The VCDX program receives applications containing certain common errors. These errors even appear in otherwise promising applications. Here is a list of common problems that candidates should avoid. The list does not prescribe how to repair these problems; this choice is intentional. A candidate must use knowledge and skill as a vSphere architect and technologist to fix the problems.
If you are applying for VCDX, and you find some of these problems in your draft application, we urge you to rectify these problems before submission. Caution: submitting a perfect application does not guarantee achieving the VCDX credential, because your performance at defense trumps your performance on the application. Nevertheless, avoiding needless errors in your application increases your likelihood of advancing to the defense stage and positions you better for success there.
AVOID THESE PROBLEMS:
- Failure to respond to one or more stated customer requirements.
- Unexplained discrepancies in the submitted documentation: especially, inconsistencies among documents in the submission; also, inconsistencies between text and diagrams.

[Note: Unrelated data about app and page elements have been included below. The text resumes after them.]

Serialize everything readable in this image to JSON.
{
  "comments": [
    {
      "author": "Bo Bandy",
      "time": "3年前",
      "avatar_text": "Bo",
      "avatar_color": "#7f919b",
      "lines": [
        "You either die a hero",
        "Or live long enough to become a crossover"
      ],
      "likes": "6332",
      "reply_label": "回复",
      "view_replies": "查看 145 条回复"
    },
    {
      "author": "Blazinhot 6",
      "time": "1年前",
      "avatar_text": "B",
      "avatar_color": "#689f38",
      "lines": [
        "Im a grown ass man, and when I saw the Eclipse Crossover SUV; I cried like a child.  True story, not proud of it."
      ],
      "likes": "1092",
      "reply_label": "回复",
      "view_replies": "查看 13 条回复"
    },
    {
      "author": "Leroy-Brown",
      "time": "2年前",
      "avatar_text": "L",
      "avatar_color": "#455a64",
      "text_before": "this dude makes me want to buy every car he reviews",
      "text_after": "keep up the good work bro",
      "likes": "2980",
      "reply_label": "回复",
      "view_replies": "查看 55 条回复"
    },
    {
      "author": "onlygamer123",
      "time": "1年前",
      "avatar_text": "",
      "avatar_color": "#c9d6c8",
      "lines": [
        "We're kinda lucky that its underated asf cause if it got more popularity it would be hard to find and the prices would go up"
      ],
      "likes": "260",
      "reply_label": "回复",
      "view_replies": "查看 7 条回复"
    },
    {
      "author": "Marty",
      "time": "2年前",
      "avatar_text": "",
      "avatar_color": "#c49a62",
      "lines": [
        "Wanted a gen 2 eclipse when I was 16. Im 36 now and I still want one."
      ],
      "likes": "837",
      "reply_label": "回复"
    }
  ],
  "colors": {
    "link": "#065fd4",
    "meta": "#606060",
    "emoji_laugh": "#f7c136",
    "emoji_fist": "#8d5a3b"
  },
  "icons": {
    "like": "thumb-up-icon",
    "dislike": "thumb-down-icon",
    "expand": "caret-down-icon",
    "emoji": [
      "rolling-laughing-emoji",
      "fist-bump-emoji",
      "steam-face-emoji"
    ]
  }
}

- Omitting information that is specifically required by the application; or else, failing to make it prominent.
- Avoiding decisions ("here are three choices, Mr. Customer; you pick") or else presenting a decision without explaining its rationale. These are two faces of the same error: missing an opportunity to display relevant knowledge and skills.
- Throwing needless or redundant material into the application. Applications are not evaluated by the kilogram!
- "Name-dropping" VMware products: that is, introducing them into the design in a trivial or tangential fashion. Applications are not evaluated by how many VMware products they might sell.
- Failure to analyze risks facing the design, including those driven by customer constraints, and to show why the risk was accepted or else how it was mitigated.
- The presence of unexplained single points of failure.
- Failure to show critical thinking about security. Customers' security requirements can be implicit in their other requirements and constraints, rather than stated up-front by them.
- Making reference to SLAs without defining them crisply or showing the mapping from the customer's applications to various SLAs.
- Use of unsupported configurations without explaining why, and why this was an appropriate risk for this customer.
- Merely citing "best practices" as a justification for decisions; or else contravening ordinary best practices without explaining why.
- Omitting technical information that an implementer would need. Especially, leaving the configurations of components to the reader's imagination is a missed opportunity to display relevant knowledge and skills.
- Submitting no implementation guidance; or else submitting generic ("boilerplate") implementation guidance that lacks apparent relevance to the customer's requirements.
If you do not know how to rectify these problems in your application, consider advancing in your career before attempting VCDX.